» Input records:
# # # # #

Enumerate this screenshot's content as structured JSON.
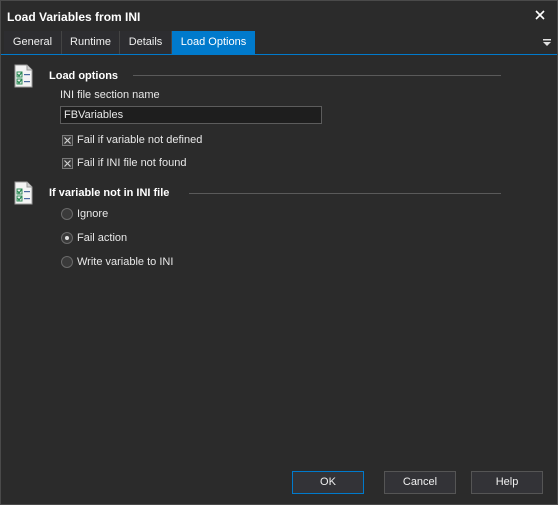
{
  "window": {
    "title": "Load Variables from INI"
  },
  "tabs": [
    {
      "label": "General"
    },
    {
      "label": "Runtime"
    },
    {
      "label": "Details"
    },
    {
      "label": "Load Options",
      "active": true
    }
  ],
  "load_options": {
    "title": "Load options",
    "ini_section_label": "INI file section name",
    "ini_section_value": "FBVariables",
    "fail_if_variable_not_defined": {
      "label": "Fail if variable not defined",
      "checked": true
    },
    "fail_if_ini_not_found": {
      "label": "Fail if INI file not found",
      "checked": true
    }
  },
  "not_in_ini": {
    "title": "If variable not in INI file",
    "options": [
      {
        "label": "Ignore",
        "selected": false
      },
      {
        "label": "Fail action",
        "selected": true
      },
      {
        "label": "Write variable to INI",
        "selected": false
      }
    ]
  },
  "buttons": {
    "ok": "OK",
    "cancel": "Cancel",
    "help": "Help"
  },
  "colors": {
    "accent": "#007acc",
    "background": "#2b2b2b"
  }
}
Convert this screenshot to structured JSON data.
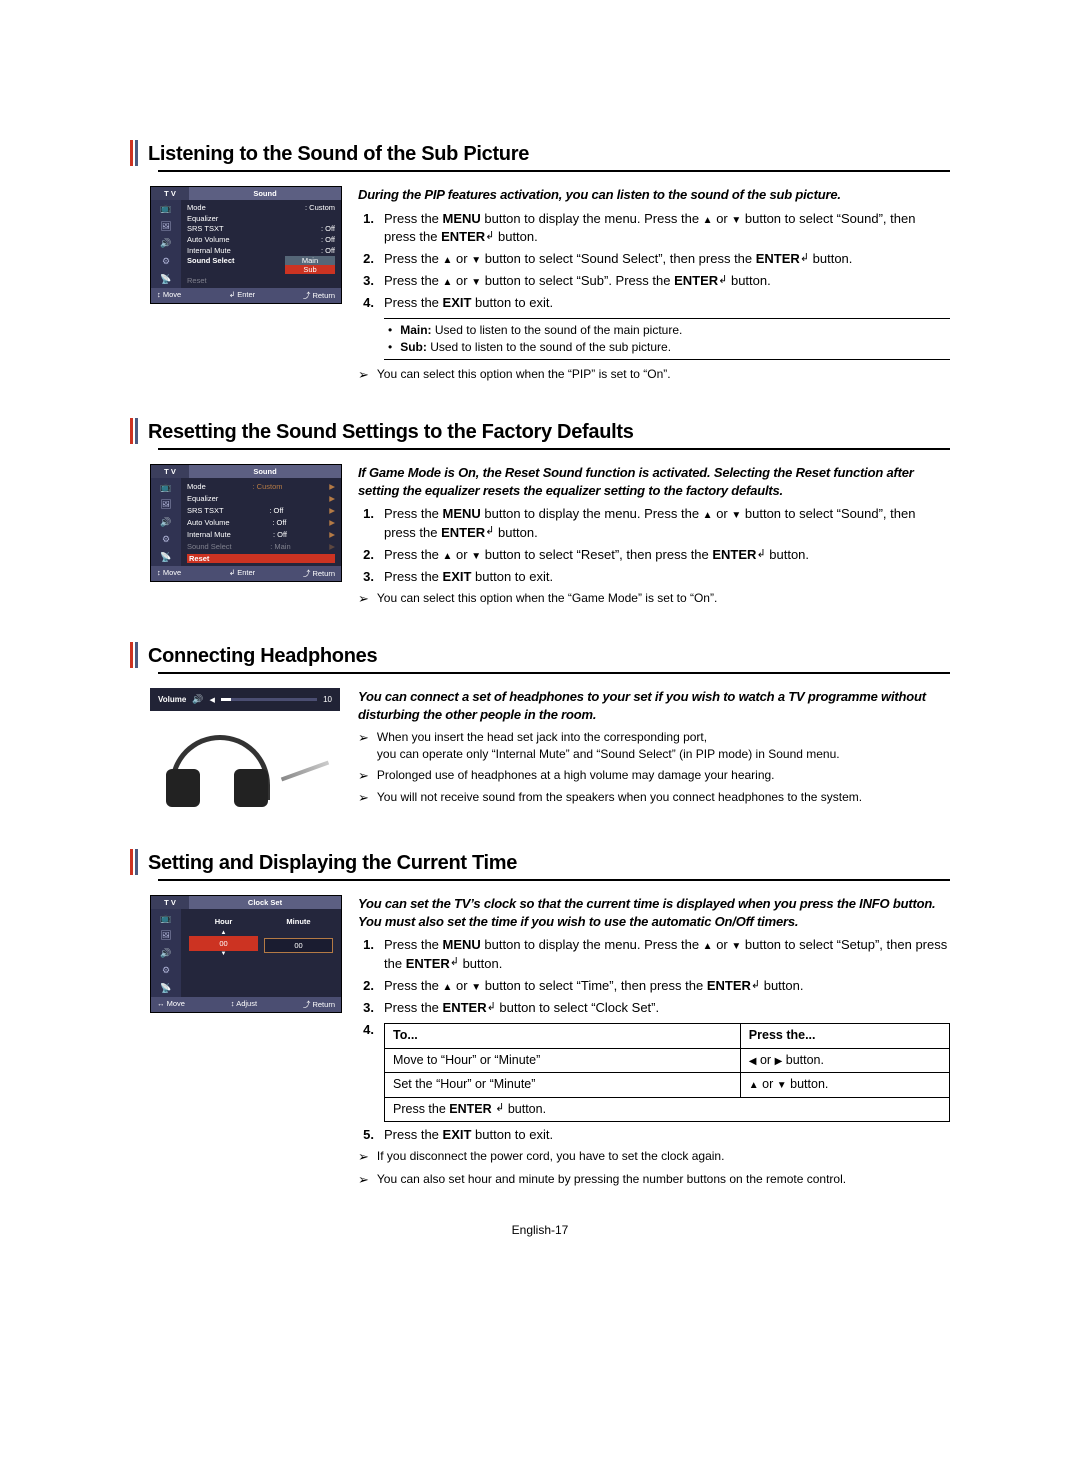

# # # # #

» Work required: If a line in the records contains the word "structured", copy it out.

» Solution:
Enumerate this screenshot's content as structured JSON.
Convert this screenshot to structured JSON data.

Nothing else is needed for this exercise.